This is explained by the fact that it is economically disadvantageous for large pools and producers of computing power, since during an attack, capitalization falls in relation to the stolen coins, which inevitably also decreases the reputation of the cryptocurrency and its value. That is, only those who earn money from it can take possession of 51% of a large network, but it is not profitable for them.
However, a 51% attack could be a major problem for Bitcoin in the future. Every four years the block reward is halved. If now it is estimated at 12.5 BTC, then by 2020 it will be 6.25 BTC, and if the cost of Bitcoin by this time cannot cover the difference in rewards and mining costs, then miners will leave mining en masse and the system will become vulnerable.
Why is 51% attack dangerous?
51% attack on the network entails:
- possible suspension of mining and verification of transactions;
- falling reputation and trust in cryptocurrency;
- decrease in capitalization;
- decline in the rate of tokens.
In recent years, the 51% attack and the fears associated with it managed to acquire a huge number of myths, but according to experts, its destructive effect is too exaggerated, and the costs are not always able to exceed the income from the attack.

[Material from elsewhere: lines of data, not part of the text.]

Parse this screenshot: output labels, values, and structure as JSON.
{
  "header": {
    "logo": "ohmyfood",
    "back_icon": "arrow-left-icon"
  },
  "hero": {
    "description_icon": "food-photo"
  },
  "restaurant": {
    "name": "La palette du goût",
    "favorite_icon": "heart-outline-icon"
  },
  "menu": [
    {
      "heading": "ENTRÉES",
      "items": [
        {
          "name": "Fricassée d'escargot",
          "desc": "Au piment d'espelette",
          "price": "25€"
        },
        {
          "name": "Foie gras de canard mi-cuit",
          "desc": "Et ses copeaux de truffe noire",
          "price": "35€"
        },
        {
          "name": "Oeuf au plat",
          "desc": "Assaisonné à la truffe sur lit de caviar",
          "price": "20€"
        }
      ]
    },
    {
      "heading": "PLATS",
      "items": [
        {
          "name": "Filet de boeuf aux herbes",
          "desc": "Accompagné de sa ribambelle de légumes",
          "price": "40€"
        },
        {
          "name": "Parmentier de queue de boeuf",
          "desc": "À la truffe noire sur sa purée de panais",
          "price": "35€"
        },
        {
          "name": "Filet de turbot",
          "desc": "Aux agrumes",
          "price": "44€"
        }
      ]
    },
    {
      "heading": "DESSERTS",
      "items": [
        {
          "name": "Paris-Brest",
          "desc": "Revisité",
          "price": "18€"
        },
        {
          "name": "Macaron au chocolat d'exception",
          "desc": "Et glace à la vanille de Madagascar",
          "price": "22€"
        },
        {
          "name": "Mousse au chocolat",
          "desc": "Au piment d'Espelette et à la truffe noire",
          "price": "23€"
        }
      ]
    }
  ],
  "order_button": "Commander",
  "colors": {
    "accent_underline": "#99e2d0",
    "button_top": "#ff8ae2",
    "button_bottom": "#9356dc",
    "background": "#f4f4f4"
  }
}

An attacker can change the history of transactions only in his own blockchain, it is impossible to make changes to the history of previous transactions, so user funds cannot be stolen. An attacker also cannot change the blockchain technology.
A 51% attack on large networks is too costly in terms of hardware investment. In order to recapture this money, you need to have a huge amount of coins on your wallet for a double write-off, since with each subsequent false write-off, their value will decrease.
The 51% attack poses the greatest danger for developing cryptocurrencies. It is easy to take over such a system and, although it will not bring significant profit, it will cause irreversible damage to the cryptocurrency, which will lose user confidence and most likely cease to exist.
In addition, owning 51% of the power deprives the cryptocurrency of decentralization, since it becomes possible to single-handedly make decisions on transaction confirmations. This can even act as a method of government control of the cryptocurrency market.
In theory, a 51% attack is possible on all cryptocurrencies.
But capturing 51% of the power of popular cryptocurrencies is not relevant and will not become critical, but for small projects that have not attracted a huge number of miners, it can become fatal. Accordingly, the ability to capture the system also performs the function of natural selection of cryptocurrencies, in which only projects that are able to maintain the functionality and demand for cryptocurrency at the proper level survive.
For ordinary investors and miners, the seizure of the system is dangerous only by temporarily stopping the confirmation of transactions and reducing the cost of coins. Before making an attack, a hacker should think three times and calculate the correspondence between the costs of achieving the goal and the possibility of making a profit from this.